ST. PETERSBURG — If second baseman Akinori Iwamura has his way, he'll be back in a Rays uniform next year, once he has recovered from his season-ending knee injury.
Iwamura made that clear Friday afternoon in a news conference at Tropicana Field, where he fielded an array of questions, including about his future with the Rays (who hold a $4.85 million option on his contract in 2010), the progress of his rehabilitation and his thoughts about the hard slide by the Marlins' Chris Coghlan that resulted in a torn left anterior cruciate ligament Sunday.
"I'd like to express my feeling that it hurts me a lot, not only physically but mentally, that I cannot play in the field and I cannot contribute to the team," he said through interpreter Tateki Uchibori.
"But next year, I promise that I will be back for the fans, and hopefully everything works out on my side. And I'd like to get back on the field as soon as possible. It's a disappointment for me at this point, but hopefully I'll get back and show you some quality baseball."
Andrew Friedman, Tampa Bay's executive vice president of baseball operations, underscored Iwamura's importance.
"Our focus right now is getting him healthy and on the (remainder of the) 2009 season," he said. "I think it goes without saying that Aki means a tremendous amount to this organization both on the field and off. And so that's something we'll address when we get to the offseason."
Iwamura said he knew the injury was serious immediately: "It was the most painful moment in my 13 years of baseball. And I knew something was wrong. It kind of surprised me when it happened."
Coghlan, an East Lake High product, slid into Iwamura, who had touched second and was to the right of the base trying to complete a routine double play. Having reviewed video, Iwamura said, "Hopefully this kind of stuff doesn't happen to any other players. And I have nothing to say to Mr. Coghlan."
Iwamura said he could not have avoided the collision if he wanted to complete the double play. "That is the way I play baseball."

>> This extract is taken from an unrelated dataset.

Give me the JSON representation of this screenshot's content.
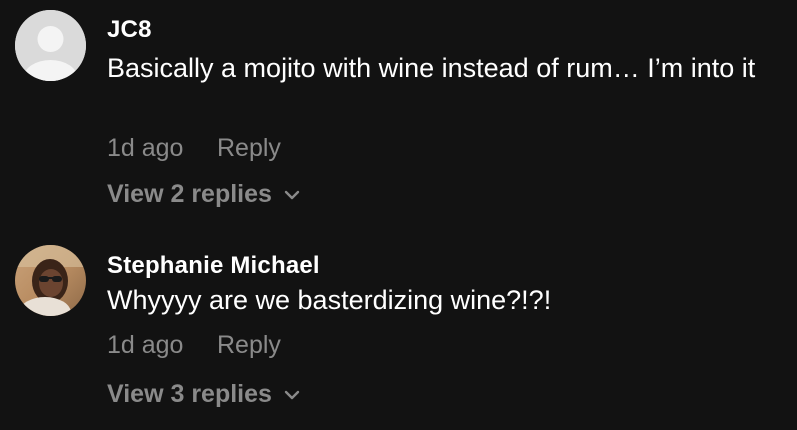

Iwamura, 30, is in the final year of his contract, and the hefty option raises uncertainty about his future with the club. Asked about that, he replied, "I have no control over it, and everything is in the hands of the team. But I hope everything works out."
For now, his focus is on healing. He needs to wait for ligament swelling to subside. That could take four to six weeks, followed by surgery scheduled to be performed by Dr. Koco Eaton and a six-month recovery.
"Obviously, I get a lot of help from my family, and my teammates give me great support, too," Iwamura said. "Mentally, I'm prepared for this long rehab. And I feel a lot of the voices from the Rays fans and my fans in Japan. And they are hoping for me to recover as soon as possible. So that kind of support really helps me."